This package started life as Image::Import; designed to slurp and munge images into a database. It's not a very exciting name and, further, is a bit ambiguous.

So, I started fishing around for a better name and for a while I was thinking about Image::Tailor - a module for taking in the "hem" of an image, of fussing and making an image fit properly.

When I asked the Dict servers for a definition of "tailor", it returned a WordNet entry containing the definition...

 make fit for a specific purpose [syn: {shoehorn}]

..and that was that.



Returns the last error recorded by the object.





$pkg = __PACKAGE__->new(\%args)

Object constructor. Valid arguments are :

  • tmpdir


    The path to a directory where your program has permissions to create new files. Required

  • cleanup

    Code reference.

    By default, any new images that are created, in the tmp directory, are deleted when a different image is imported or when the Image::Shoehorn::DESTROY method is invoked.

    You may optionally provide your own cleanup method which will be called in place.

    Your method will be passed a hash reference where the keys are "source" and any other names you may define in the scale parameter of the import object method. Each key points to a hash reference whose keys are :

    • path

    • width

    • height

    • format

    • type

    Note that this method will only affect new images. The original source file may be altered, if it is imported with the overwrite parameter, but will not be deleted.

Returns an object. Woot!



Valid arguments are :

  • source


    The path to the image you are trying to import. If ImageMagick can read it, you can import it.


  • max_width


    The maximum width that the image you are importing may be. Height is scaled accordingly.

  • max_height


    The maximum height that the image you are importing may be. Width is scaled accordingly.

  • scale

    Hash reference.

    One or more key-value pairs that define scaling dimensions for creating multiple instances of the current image.

    The key is a human readable label because humans are simple that way. The key may be anything you'd like except "source" which is reserved for the image the object is munging.

    The value for a given key is the dimension flag which may be represented as :

    • n%

    • nxn

    • xn

    • nx

    Note that images are scaled after the original source file may have been resized according to the max_height, max_width flags and convert flags.

    Scaled images are created in the tmp_dir defined in the object constructor.

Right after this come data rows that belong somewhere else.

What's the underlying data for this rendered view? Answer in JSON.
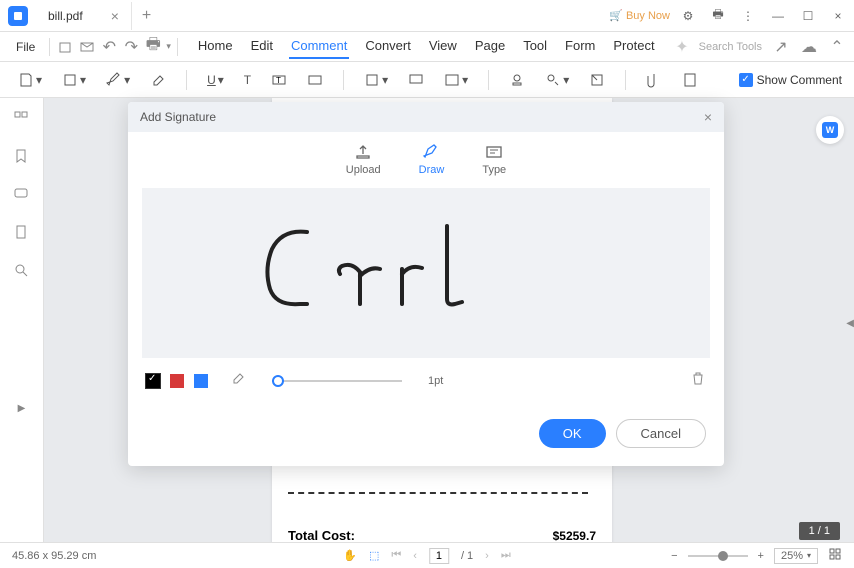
{
  "tab": {
    "filename": "bill.pdf"
  },
  "titlebar": {
    "buynow": "Buy Now"
  },
  "menu": {
    "file": "File",
    "tabs": [
      "Home",
      "Edit",
      "Comment",
      "Convert",
      "View",
      "Page",
      "Tool",
      "Form",
      "Protect"
    ],
    "active_index": 2,
    "search_placeholder": "Search Tools"
  },
  "toolbar": {
    "show_comment": "Show Comment"
  },
  "modal": {
    "title": "Add Signature",
    "tabs": {
      "upload": "Upload",
      "draw": "Draw",
      "type": "Type"
    },
    "active_tab": "draw",
    "signature_text": "Carl",
    "stroke_width": "1pt",
    "colors": {
      "black": "#000000",
      "red": "#d63939",
      "blue": "#2a7fff"
    },
    "selected_color": "black",
    "ok": "OK",
    "cancel": "Cancel"
  },
  "document": {
    "total_label": "Total Cost:",
    "total_value": "$5259.7"
  },
  "page_indicator": "1 / 1",
  "statusbar": {
    "cursor_pos": "45.86 x 95.29 cm",
    "current_page": "1",
    "total_pages": "/ 1",
    "zoom": "25%"
  }
}
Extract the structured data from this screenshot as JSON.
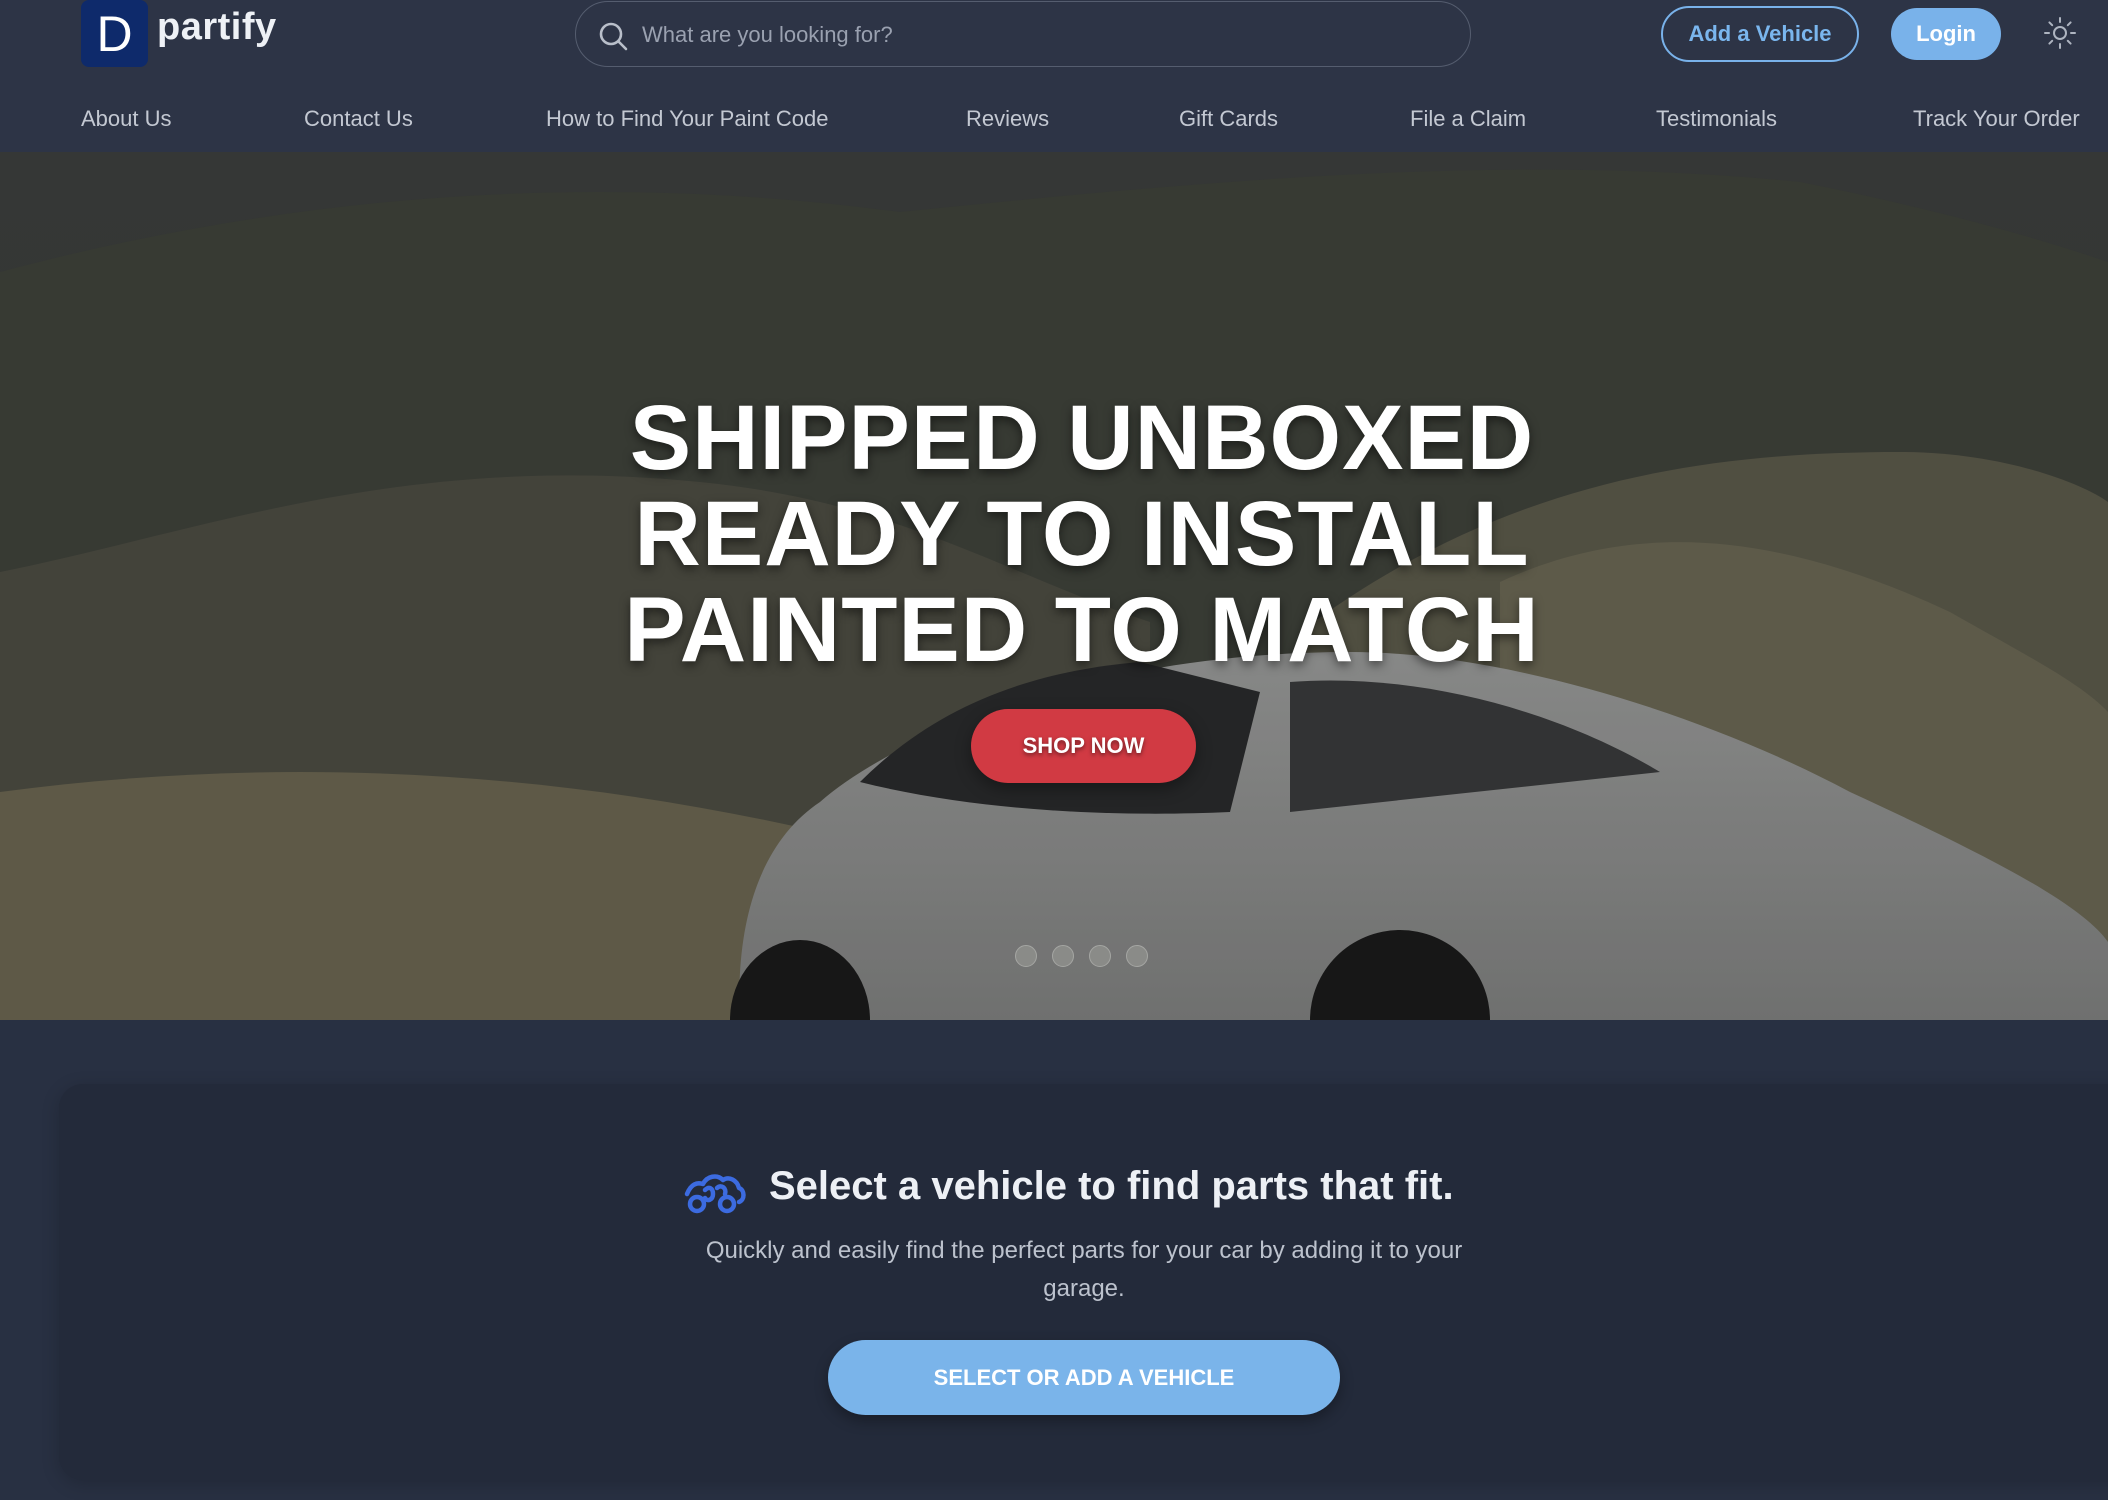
{
  "brand": {
    "logo_letter": "D",
    "name": "partify"
  },
  "search": {
    "placeholder": "What are you looking for?"
  },
  "header": {
    "add_vehicle_label": "Add a Vehicle",
    "login_label": "Login"
  },
  "nav": {
    "items": [
      {
        "label": "About Us"
      },
      {
        "label": "Contact Us"
      },
      {
        "label": "How to Find Your Paint Code"
      },
      {
        "label": "Reviews"
      },
      {
        "label": "Gift Cards"
      },
      {
        "label": "File a Claim"
      },
      {
        "label": "Testimonials"
      },
      {
        "label": "Track Your Order"
      }
    ]
  },
  "hero": {
    "lines": [
      "SHIPPED UNBOXED",
      "READY TO INSTALL",
      "PAINTED TO MATCH"
    ],
    "cta_label": "SHOP NOW",
    "slides_count": 4
  },
  "vehicle_card": {
    "title": "Select a vehicle to find parts that fit.",
    "subtitle": "Quickly and easily find the perfect parts for your car by adding it to your garage.",
    "button_label": "SELECT OR ADD A VEHICLE"
  },
  "colors": {
    "header_bg": "#2d3446",
    "page_bg": "#283042",
    "accent_blue": "#79b2ea",
    "cta_red": "#d13a43",
    "logo_bg": "#0e2a6b"
  },
  "icons": {
    "search": "search-icon",
    "theme": "sun-icon",
    "vehicle": "car-icon"
  }
}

  • valid

    Array reference.

    An list of valid file-types for which Image::Magick has encoding support.

  • convert


    If this value is true and the source does not a valid file-type, the method will create a temporary file attempt to convert it to one of the specified valid file-types. The method will try to convert in the order the valid file-types are specified, stopping on success.

  • cleanup

    Code reference.

    Define a per instance cleanup function for an image. This functions exactly the same way that a cleanup function defined in the object constructor does, except that it is forgotten as soon as a new image is imported.

  • overwrite


    Indicates whether or not to preserve the source file. By default, the package will not perform munging on the source file itself and will instead create a new file in the tmp_dir defined in the object constructor.

Returns a hash reference with information for the source image -- note that this may or may not be the input document, but the newly converted/resized image created in you tmp directory -- and any scaled images you may have defined.

The keys of the hash are human readable names. The values are hash references whose keys are :

  • path

  • height

  • width

  • extension

  • contenttype

  • format

  • type

    Deprecated in favour or extension

If there was an error, the method will return undef.




$Date: 2003/05/30 22:51:06 $


Aaron Straup Cope


  • Modify constructor to accept all the options defined in the import method as defaults.

  • Modify import to accept multiple files.

  • Modify import to accept strings and filehandles.





Copyright (c) 2001-2003, Aaron Straup Cope. All Rights Reserved.

This is free software, you may use it and distribute it under the same terms as Perl itself.